▸ **WHAT IS NEEDED**
Could you find each line of the data below that contains the word "this" and copy those lines?

Extracted data entries
BEGIN

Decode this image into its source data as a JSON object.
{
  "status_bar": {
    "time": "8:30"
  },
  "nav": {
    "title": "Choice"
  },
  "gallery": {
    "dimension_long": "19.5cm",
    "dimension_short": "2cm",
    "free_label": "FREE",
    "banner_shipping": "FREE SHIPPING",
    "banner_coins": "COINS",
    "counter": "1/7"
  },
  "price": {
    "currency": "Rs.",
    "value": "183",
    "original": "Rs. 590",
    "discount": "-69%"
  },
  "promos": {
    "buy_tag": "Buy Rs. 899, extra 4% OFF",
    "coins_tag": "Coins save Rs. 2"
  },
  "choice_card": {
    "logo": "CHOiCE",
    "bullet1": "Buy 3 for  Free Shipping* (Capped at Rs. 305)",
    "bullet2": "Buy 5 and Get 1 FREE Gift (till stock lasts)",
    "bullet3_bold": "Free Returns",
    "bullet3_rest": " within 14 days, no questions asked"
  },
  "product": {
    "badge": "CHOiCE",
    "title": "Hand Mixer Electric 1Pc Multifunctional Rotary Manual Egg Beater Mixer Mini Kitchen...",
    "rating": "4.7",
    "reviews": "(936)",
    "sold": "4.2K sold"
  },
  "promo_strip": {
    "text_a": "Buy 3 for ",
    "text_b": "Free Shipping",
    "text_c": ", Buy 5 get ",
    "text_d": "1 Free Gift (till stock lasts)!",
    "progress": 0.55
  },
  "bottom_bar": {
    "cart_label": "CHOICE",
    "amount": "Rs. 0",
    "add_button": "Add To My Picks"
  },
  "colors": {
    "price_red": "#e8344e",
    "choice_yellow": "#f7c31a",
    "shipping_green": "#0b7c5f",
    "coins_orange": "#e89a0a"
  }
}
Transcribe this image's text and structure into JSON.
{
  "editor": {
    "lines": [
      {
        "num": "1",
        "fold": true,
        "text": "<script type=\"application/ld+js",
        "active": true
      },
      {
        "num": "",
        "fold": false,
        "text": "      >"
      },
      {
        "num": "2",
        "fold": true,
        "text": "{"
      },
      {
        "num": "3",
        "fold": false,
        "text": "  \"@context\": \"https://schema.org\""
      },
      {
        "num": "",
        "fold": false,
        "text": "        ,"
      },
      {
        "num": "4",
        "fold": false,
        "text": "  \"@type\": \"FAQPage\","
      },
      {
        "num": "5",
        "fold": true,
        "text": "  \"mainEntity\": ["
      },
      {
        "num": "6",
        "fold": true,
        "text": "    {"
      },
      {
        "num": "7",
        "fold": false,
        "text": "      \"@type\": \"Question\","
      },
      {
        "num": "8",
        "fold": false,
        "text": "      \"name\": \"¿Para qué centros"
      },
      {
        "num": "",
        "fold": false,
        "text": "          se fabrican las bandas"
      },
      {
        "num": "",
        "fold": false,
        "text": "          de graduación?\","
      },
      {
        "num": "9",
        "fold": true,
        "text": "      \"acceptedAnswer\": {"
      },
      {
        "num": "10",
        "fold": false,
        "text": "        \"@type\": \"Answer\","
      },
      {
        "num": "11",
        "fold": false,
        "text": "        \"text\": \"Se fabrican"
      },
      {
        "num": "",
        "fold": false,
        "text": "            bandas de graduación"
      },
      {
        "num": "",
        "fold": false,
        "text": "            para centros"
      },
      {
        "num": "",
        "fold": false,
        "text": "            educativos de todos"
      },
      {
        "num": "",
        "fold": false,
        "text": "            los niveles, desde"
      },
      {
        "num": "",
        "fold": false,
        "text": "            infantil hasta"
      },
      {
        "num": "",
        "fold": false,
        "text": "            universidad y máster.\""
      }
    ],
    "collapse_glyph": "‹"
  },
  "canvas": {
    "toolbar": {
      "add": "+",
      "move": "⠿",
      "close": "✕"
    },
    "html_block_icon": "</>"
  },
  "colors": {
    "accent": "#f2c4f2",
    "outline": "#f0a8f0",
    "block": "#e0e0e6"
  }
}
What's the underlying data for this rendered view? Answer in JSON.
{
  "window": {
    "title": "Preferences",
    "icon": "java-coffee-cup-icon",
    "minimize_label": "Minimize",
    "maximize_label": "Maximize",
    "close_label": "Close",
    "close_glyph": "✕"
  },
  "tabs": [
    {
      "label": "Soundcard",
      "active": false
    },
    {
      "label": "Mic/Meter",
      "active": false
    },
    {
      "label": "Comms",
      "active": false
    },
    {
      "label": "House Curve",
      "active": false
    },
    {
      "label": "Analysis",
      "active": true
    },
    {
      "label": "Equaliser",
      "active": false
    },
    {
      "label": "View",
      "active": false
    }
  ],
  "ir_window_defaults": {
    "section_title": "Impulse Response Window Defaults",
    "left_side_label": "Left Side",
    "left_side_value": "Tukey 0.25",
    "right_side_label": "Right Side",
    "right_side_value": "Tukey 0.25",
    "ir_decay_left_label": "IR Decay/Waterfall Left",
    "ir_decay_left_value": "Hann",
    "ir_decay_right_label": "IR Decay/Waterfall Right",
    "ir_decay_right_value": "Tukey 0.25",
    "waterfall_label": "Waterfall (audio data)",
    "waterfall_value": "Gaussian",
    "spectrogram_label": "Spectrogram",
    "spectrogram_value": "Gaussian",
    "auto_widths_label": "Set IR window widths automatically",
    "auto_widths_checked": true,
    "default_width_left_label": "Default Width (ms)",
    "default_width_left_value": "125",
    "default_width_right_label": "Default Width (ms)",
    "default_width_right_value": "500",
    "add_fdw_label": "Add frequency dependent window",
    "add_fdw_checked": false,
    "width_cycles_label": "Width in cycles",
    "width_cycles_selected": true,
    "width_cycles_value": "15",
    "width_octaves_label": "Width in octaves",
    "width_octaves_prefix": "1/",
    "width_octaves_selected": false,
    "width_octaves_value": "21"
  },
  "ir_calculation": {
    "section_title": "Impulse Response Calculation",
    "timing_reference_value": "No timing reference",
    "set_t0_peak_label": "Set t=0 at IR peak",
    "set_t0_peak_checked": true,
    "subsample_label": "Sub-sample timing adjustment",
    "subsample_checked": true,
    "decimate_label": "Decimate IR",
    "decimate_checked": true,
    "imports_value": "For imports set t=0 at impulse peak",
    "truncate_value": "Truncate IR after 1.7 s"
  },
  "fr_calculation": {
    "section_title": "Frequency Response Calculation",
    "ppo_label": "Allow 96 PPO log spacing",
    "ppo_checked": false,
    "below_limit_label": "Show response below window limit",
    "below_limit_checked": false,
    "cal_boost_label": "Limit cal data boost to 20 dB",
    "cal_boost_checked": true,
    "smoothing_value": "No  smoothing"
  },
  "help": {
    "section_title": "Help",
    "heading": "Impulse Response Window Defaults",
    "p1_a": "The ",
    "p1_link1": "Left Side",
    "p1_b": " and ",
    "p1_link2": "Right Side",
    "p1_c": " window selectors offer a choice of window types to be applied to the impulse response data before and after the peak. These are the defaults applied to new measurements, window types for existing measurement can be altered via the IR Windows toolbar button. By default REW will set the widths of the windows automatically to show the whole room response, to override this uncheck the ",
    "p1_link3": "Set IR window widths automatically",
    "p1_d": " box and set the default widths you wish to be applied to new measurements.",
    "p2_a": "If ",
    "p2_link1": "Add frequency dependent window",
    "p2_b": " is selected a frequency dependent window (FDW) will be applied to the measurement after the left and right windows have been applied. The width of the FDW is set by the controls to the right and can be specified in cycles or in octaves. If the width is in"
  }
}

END

▸ **RESPONSE AREA**
Decode this image into its source data as a JSON object.
Transcribe this image's text and structure into JSON.
What's the underlying data for this rendered view? Answer in JSON.
    "p1_c": " window selectors offer a choice of window types to be applied to the impulse response data before and after the peak. These are the defaults applied to new measurements, window types for existing measurement can be altered via the IR Windows toolbar button. By default REW will set the widths of the windows automatically to show the whole room response, to override this uncheck the ",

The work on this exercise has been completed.